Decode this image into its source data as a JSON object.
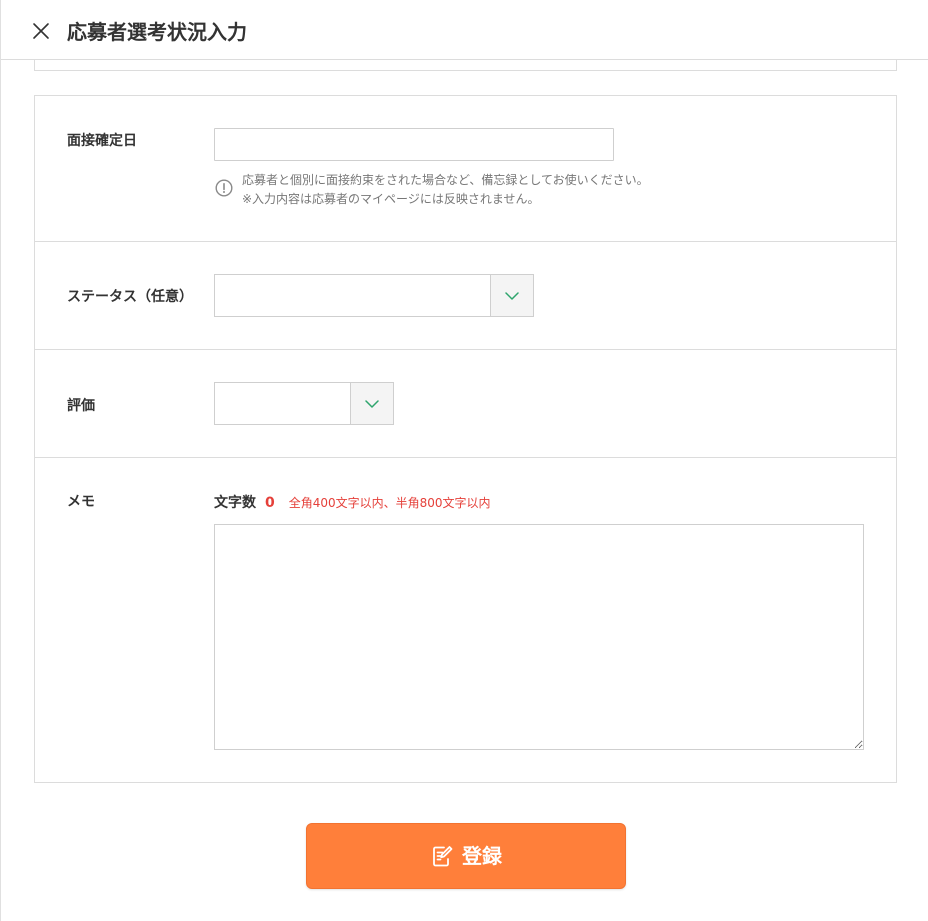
{
  "header": {
    "title": "応募者選考状況入力",
    "close_icon": "close-icon"
  },
  "form": {
    "interview_date": {
      "label": "面接確定日",
      "value": "",
      "help_icon": "info-icon",
      "help_lines": [
        "応募者と個別に面接約束をされた場合など、備忘録としてお使いください。",
        "※入力内容は応募者のマイページには反映されません。"
      ]
    },
    "status": {
      "label": "ステータス（任意）",
      "selected": "",
      "arrow_icon": "chevron-down-icon"
    },
    "rating": {
      "label": "評価",
      "selected": "",
      "arrow_icon": "chevron-down-icon"
    },
    "memo": {
      "label": "メモ",
      "count_label": "文字数",
      "count": 0,
      "limit_note": "全角400文字以内、半角800文字以内",
      "value": ""
    }
  },
  "submit": {
    "label": "登録",
    "icon": "edit-icon"
  },
  "colors": {
    "accent": "#ff7f3a",
    "alert_text": "#e5403a",
    "chevron": "#2ea56d",
    "border": "#dcdcdc"
  }
}
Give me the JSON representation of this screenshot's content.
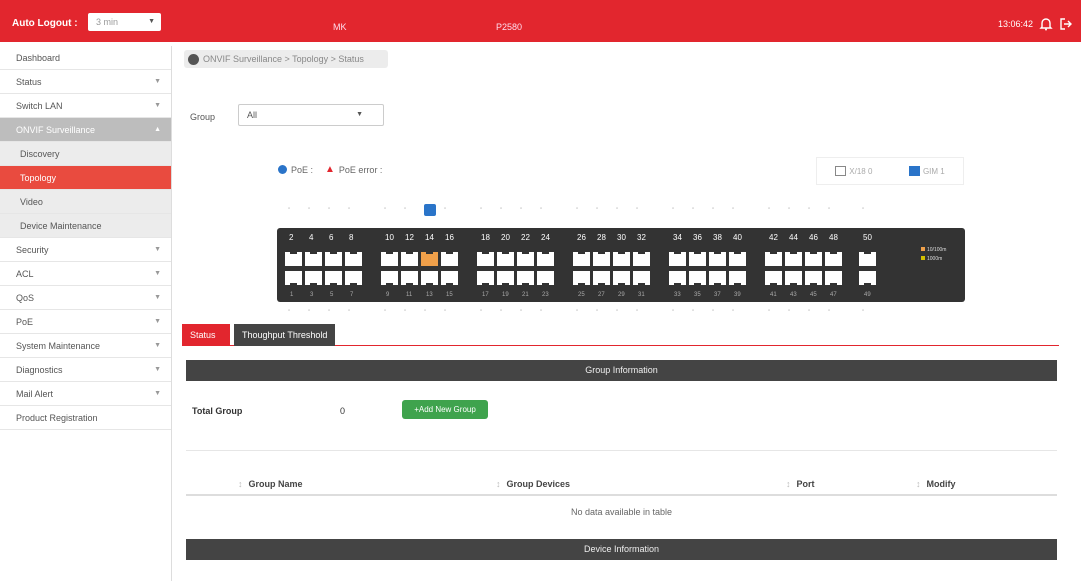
{
  "topbar": {
    "logout_label": "Auto Logout :",
    "logout_value": "3 min",
    "model_text": "MK",
    "device_text": "P2580",
    "time": "13:06:42"
  },
  "sidebar": {
    "items": [
      {
        "label": "Dashboard",
        "arrow": false
      },
      {
        "label": "Status",
        "arrow": true
      },
      {
        "label": "Switch LAN",
        "arrow": true
      },
      {
        "label": "ONVIF Surveillance",
        "arrow": true
      },
      {
        "label": "Discovery",
        "arrow": false
      },
      {
        "label": "Topology",
        "arrow": false
      },
      {
        "label": "Video",
        "arrow": false
      },
      {
        "label": "Device Maintenance",
        "arrow": false
      },
      {
        "label": "Security",
        "arrow": true
      },
      {
        "label": "ACL",
        "arrow": true
      },
      {
        "label": "QoS",
        "arrow": true
      },
      {
        "label": "PoE",
        "arrow": true
      },
      {
        "label": "System Maintenance",
        "arrow": true
      },
      {
        "label": "Diagnostics",
        "arrow": true
      },
      {
        "label": "Mail Alert",
        "arrow": true
      },
      {
        "label": "Product Registration",
        "arrow": false
      }
    ]
  },
  "breadcrumb": "ONVIF Surveillance > Topology > Status",
  "group_filter": {
    "label": "Group",
    "value": "All"
  },
  "legend": {
    "poe": "PoE : ",
    "poe_error": "PoE error : "
  },
  "view_buttons": {
    "a": "X/18 0",
    "b": "GIM 1"
  },
  "switch": {
    "top_numbers": [
      "2",
      "4",
      "6",
      "8",
      "10",
      "12",
      "14",
      "16",
      "18",
      "20",
      "22",
      "24",
      "26",
      "28",
      "30",
      "32",
      "34",
      "36",
      "38",
      "40",
      "42",
      "44",
      "46",
      "48",
      "50"
    ],
    "bottom_numbers": [
      "1",
      "3",
      "5",
      "7",
      "9",
      "11",
      "13",
      "15",
      "17",
      "19",
      "21",
      "23",
      "25",
      "27",
      "29",
      "31",
      "33",
      "35",
      "37",
      "39",
      "41",
      "43",
      "45",
      "47",
      "49"
    ],
    "legend_a": "10/100m",
    "legend_b": "1000m"
  },
  "tabs": {
    "status": "Status",
    "throughput": "Thoughput Threshold"
  },
  "group_info": {
    "header": "Group Information",
    "total_label": "Total Group",
    "total_value": "0",
    "add_button": "+Add New Group"
  },
  "table": {
    "columns": [
      "Group Name",
      "Group Devices",
      "Port",
      "Modify"
    ],
    "empty": "No data available in table"
  },
  "device_info": {
    "header": "Device Information"
  }
}
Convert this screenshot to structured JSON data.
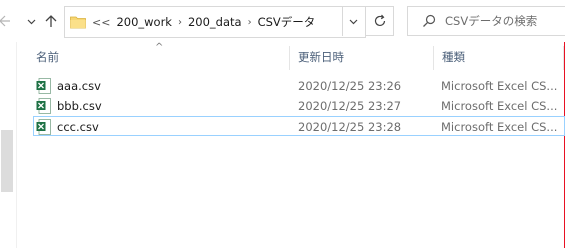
{
  "nav": {
    "back_icon": "arrow-left-icon",
    "forward_icon": "arrow-right-icon",
    "history_icon": "chevron-down-icon",
    "up_icon": "arrow-up-icon"
  },
  "address": {
    "lead": "<<",
    "crumbs": [
      "200_work",
      "200_data",
      "CSVデータ"
    ],
    "separator": "›",
    "folder_icon": "folder-icon",
    "refresh_icon": "refresh-icon"
  },
  "search": {
    "placeholder": "CSVデータの検索",
    "icon": "search-icon"
  },
  "columns": {
    "name": "名前",
    "date": "更新日時",
    "type": "種類",
    "sort_indicator": "^"
  },
  "files": [
    {
      "name": "aaa.csv",
      "modified": "2020/12/25 23:26",
      "type": "Microsoft Excel CS..."
    },
    {
      "name": "bbb.csv",
      "modified": "2020/12/25 23:27",
      "type": "Microsoft Excel CS..."
    },
    {
      "name": "ccc.csv",
      "modified": "2020/12/25 23:28",
      "type": "Microsoft Excel CS..."
    }
  ],
  "colors": {
    "accent_border": "#e81123",
    "focus": "#99d1ff",
    "folder": "#f4c542",
    "excel": "#1e7145"
  }
}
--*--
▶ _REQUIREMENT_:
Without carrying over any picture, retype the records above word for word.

▶ _EXERCISE ANSWER_:
Decode this image into its source data as a JSON object.
{
  "header": {
    "title": "応募者選考状況入力",
    "close_icon": "close-icon"
  },
  "form": {
    "interview_date": {
      "label": "面接確定日",
      "value": "",
      "help_icon": "info-icon",
      "help_lines": [
        "応募者と個別に面接約束をされた場合など、備忘録としてお使いください。",
        "※入力内容は応募者のマイページには反映されません。"
      ]
    },
    "status": {
      "label": "ステータス（任意）",
      "selected": "",
      "arrow_icon": "chevron-down-icon"
    },
    "rating": {
      "label": "評価",
      "selected": "",
      "arrow_icon": "chevron-down-icon"
    },
    "memo": {
      "label": "メモ",
      "count_label": "文字数",
      "count": 0,
      "limit_note": "全角400文字以内、半角800文字以内",
      "value": ""
    }
  },
  "submit": {
    "label": "登録",
    "icon": "edit-icon"
  },
  "colors": {
    "accent": "#ff7f3a",
    "alert_text": "#e5403a",
    "chevron": "#2ea56d",
    "border": "#dcdcdc"
  }
}
Give me the JSON representation of this screenshot's content.
{
  "topbar": {
    "logout_label": "Auto Logout :",
    "logout_value": "3 min",
    "model_text": "MK",
    "device_text": "P2580",
    "time": "13:06:42"
  },
  "sidebar": {
    "items": [
      {
        "label": "Dashboard",
        "arrow": false
      },
      {
        "label": "Status",
        "arrow": true
      },
      {
        "label": "Switch LAN",
        "arrow": true
      },
      {
        "label": "ONVIF Surveillance",
        "arrow": true
      },
      {
        "label": "Discovery",
        "arrow": false
      },
      {
        "label": "Topology",
        "arrow": false
      },
      {
        "label": "Video",
        "arrow": false
      },
      {
        "label": "Device Maintenance",
        "arrow": false
      },
      {
        "label": "Security",
        "arrow": true
      },
      {
        "label": "ACL",
        "arrow": true
      },
      {
        "label": "QoS",
        "arrow": true
      },
      {
        "label": "PoE",
        "arrow": true
      },
      {
        "label": "System Maintenance",
        "arrow": true
      },
      {
        "label": "Diagnostics",
        "arrow": true
      },
      {
        "label": "Mail Alert",
        "arrow": true
      },
      {
        "label": "Product Registration",
        "arrow": false
      }
    ]
  },
  "breadcrumb": "ONVIF Surveillance > Topology > Status",
  "group_filter": {
    "label": "Group",
    "value": "All"
  },
  "legend": {
    "poe": "PoE : ",
    "poe_error": "PoE error : "
  },
  "view_buttons": {
    "a": "X/18 0",
    "b": "GIM 1"
  },
  "switch": {
    "top_numbers": [
      "2",
      "4",
      "6",
      "8",
      "10",
      "12",
      "14",
      "16",
      "18",
      "20",
      "22",
      "24",
      "26",
      "28",
      "30",
      "32",
      "34",
      "36",
      "38",
      "40",
      "42",
      "44",
      "46",
      "48",
      "50"
    ],
    "bottom_numbers": [
      "1",
      "3",
      "5",
      "7",
      "9",
      "11",
      "13",
      "15",
      "17",
      "19",
      "21",
      "23",
      "25",
      "27",
      "29",
      "31",
      "33",
      "35",
      "37",
      "39",
      "41",
      "43",
      "45",
      "47",
      "49"
    ],
    "legend_a": "10/100m",
    "legend_b": "1000m"
  },
  "tabs": {
    "status": "Status",
    "throughput": "Thoughput Threshold"
  },
  "group_info": {
    "header": "Group Information",
    "total_label": "Total Group",
    "total_value": "0",
    "add_button": "+Add New Group"
  },
  "table": {
    "columns": [
      "Group Name",
      "Group Devices",
      "Port",
      "Modify"
    ],
    "empty": "No data available in table"
  },
  "device_info": {
    "header": "Device Information"
  }
}
Convert this screenshot to structured JSON data.
{
  "nav": {
    "back_icon": "arrow-left-icon",
    "forward_icon": "arrow-right-icon",
    "history_icon": "chevron-down-icon",
    "up_icon": "arrow-up-icon"
  },
  "address": {
    "lead": "<<",
    "crumbs": [
      "200_work",
      "200_data",
      "CSVデータ"
    ],
    "separator": "›",
    "folder_icon": "folder-icon",
    "refresh_icon": "refresh-icon"
  },
  "search": {
    "placeholder": "CSVデータの検索",
    "icon": "search-icon"
  },
  "columns": {
    "name": "名前",
    "date": "更新日時",
    "type": "種類",
    "sort_indicator": "^"
  },
  "files": [
    {
      "name": "aaa.csv",
      "modified": "2020/12/25 23:26",
      "type": "Microsoft Excel CS..."
    },
    {
      "name": "bbb.csv",
      "modified": "2020/12/25 23:27",
      "type": "Microsoft Excel CS..."
    },
    {
      "name": "ccc.csv",
      "modified": "2020/12/25 23:28",
      "type": "Microsoft Excel CS..."
    }
  ],
  "colors": {
    "accent_border": "#e81123",
    "focus": "#99d1ff",
    "folder": "#f4c542",
    "excel": "#1e7145"
  }
}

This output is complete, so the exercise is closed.